Being in the field, it is hard to ignore the biting flies. Mosquitoes, black flies, horse flies, sand flies, and no-see-ums all make their mark. Sometimes I forget, however, that humans are not the only recipients of their unwanted attention. For example, my good friend Dr. Art Borkent studies a group of flies called the Corethrellidae, whose mosquito-like females feed on frogs and are attracted to frog calls. But Art’s main study group are the aforementioned no-see-ums, technically known as Ceratopogonidae. The many species of these minute flies have differing ways of life, as some are predators of other insects, some are misery inducing biters of vertebrates (especially on beaches, where they can clear the humans out during certain times of day), and surprisingly, some feed on the “blood” (haemolymph) of other insects.

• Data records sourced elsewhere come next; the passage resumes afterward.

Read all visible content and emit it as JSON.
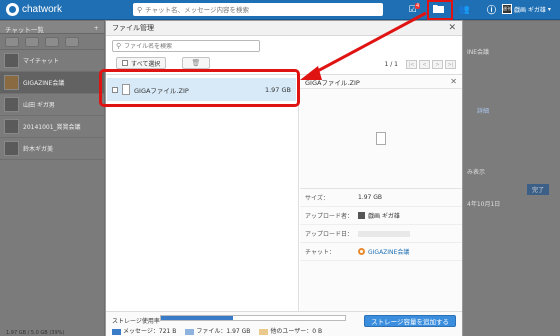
{
  "app": {
    "brand": "chatwork"
  },
  "header": {
    "search_placeholder": "チャット名、メッセージ内容を検索",
    "task_badge": "4",
    "profile_avatar_text": "週刊",
    "profile_name": "戯画 ギガ雄"
  },
  "sidebar": {
    "title": "チャット一覧",
    "rooms": [
      {
        "name": "マイチャット"
      },
      {
        "name": "GIGAZINE会議"
      },
      {
        "name": "山田 ギガ男"
      },
      {
        "name": "20141001_賞賞会議"
      },
      {
        "name": "鈴木ギガ美"
      }
    ]
  },
  "right_panel": {
    "snippets": [
      "INE会議",
      "詳細",
      "み表示",
      "完了",
      "4年10月1日"
    ]
  },
  "modal": {
    "title": "ファイル管理",
    "search_placeholder": "ファイル名を検索",
    "select_all_label": "すべて選択",
    "pager_text": "1 / 1",
    "pager_buttons": [
      "|<",
      "<",
      ">",
      ">|"
    ],
    "files": [
      {
        "name": "GIGAファイル.ZIP",
        "size": "1.97 GB",
        "selected": true
      }
    ],
    "detail": {
      "file_name": "GIGAファイル.ZIP",
      "size_label": "サイズ：",
      "size_value": "1.97 GB",
      "uploader_label": "アップロード者：",
      "uploader_value": "戯画 ギガ雄",
      "date_label": "アップロード日：",
      "chat_label": "チャット：",
      "chat_value": "GIGAZINE会議"
    },
    "footer": {
      "storage_label": "ストレージ使用率",
      "storage_fraction": 0.39,
      "legend": [
        {
          "label": "メッセージ：721 B",
          "color": "#3a7bc8"
        },
        {
          "label": "ファイル：1.97 GB",
          "color": "#8fb3df"
        },
        {
          "label": "他のユーザー：0 B",
          "color": "#e9c98c"
        }
      ],
      "storage_summary": "1.97 GB / 5.0 GB (39%)",
      "add_storage_button": "ストレージ容量を追加する"
    }
  }
}
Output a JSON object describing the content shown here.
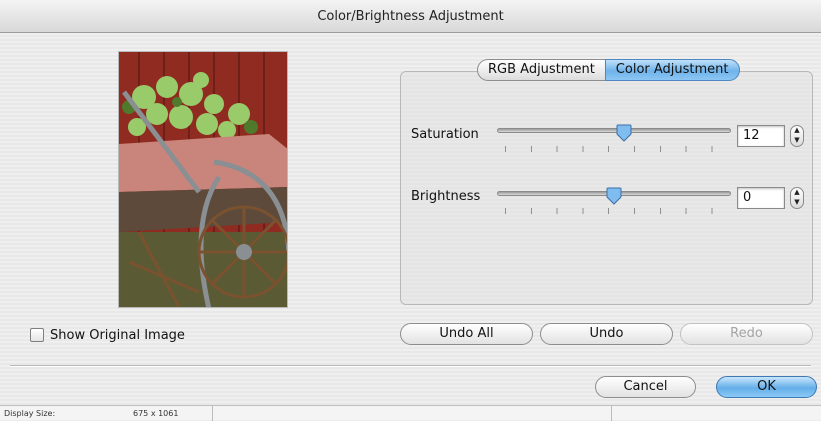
{
  "window": {
    "title": "Color/Brightness Adjustment"
  },
  "preview": {
    "description_icon": "photo-preview"
  },
  "show_original": {
    "label": "Show Original Image",
    "checked": false
  },
  "tabs": [
    {
      "label": "RGB Adjustment",
      "active": false
    },
    {
      "label": "Color Adjustment",
      "active": true
    }
  ],
  "saturation": {
    "label": "Saturation",
    "value": "12"
  },
  "brightness": {
    "label": "Brightness",
    "value": "0"
  },
  "history_buttons": {
    "undo_all": "Undo All",
    "undo": "Undo",
    "redo": "Redo"
  },
  "dialog_buttons": {
    "cancel": "Cancel",
    "ok": "OK"
  },
  "status": {
    "label": "Display Size:",
    "value": "675 x 1061"
  },
  "colors": {
    "accent": "#6fb3ea",
    "accent_border": "#4f86bf"
  }
}
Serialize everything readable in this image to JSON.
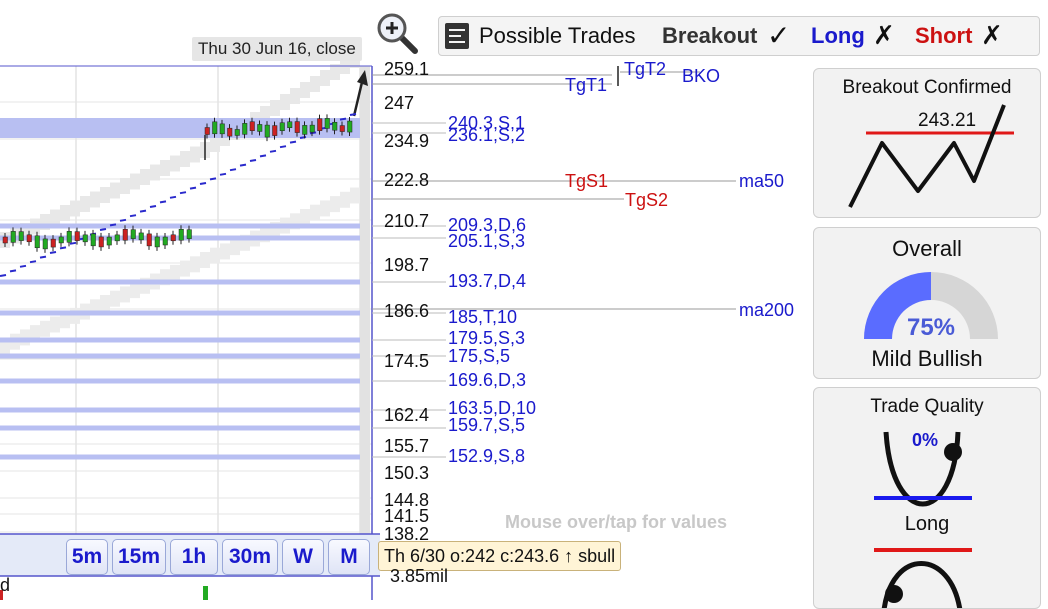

We saw a spectacular example of this yesterday here in Costa Rica. We took a day trip to a spot called Las Minas, where we were looking (mostly unsuccessfully) for different ant-decapitating flies. While searching around, Wendy Porras, our Costa Rican colleague, found a katydid with something strange on it. Being an excellent field biologist, Wendy immediately recognized that this white, almost pea-sized attachment to the katydid’s abdomen was a swollen female ceratopogonid, full of eggs.
I hope Art will forgive me, but I didn’t collect the specimen. I got distracted by other things, and by the time I thought of it, the fly had already left. This is a case of bad field work on my part. Certainly when significantly unusual things are seen, they should be collected so that the specimens accompany the life history observations. Hopefully we can make up for it with even more significant observations on the phorid flies that we came here to study.
[Thanks to A. Borkent for a couple of corrections to the original post]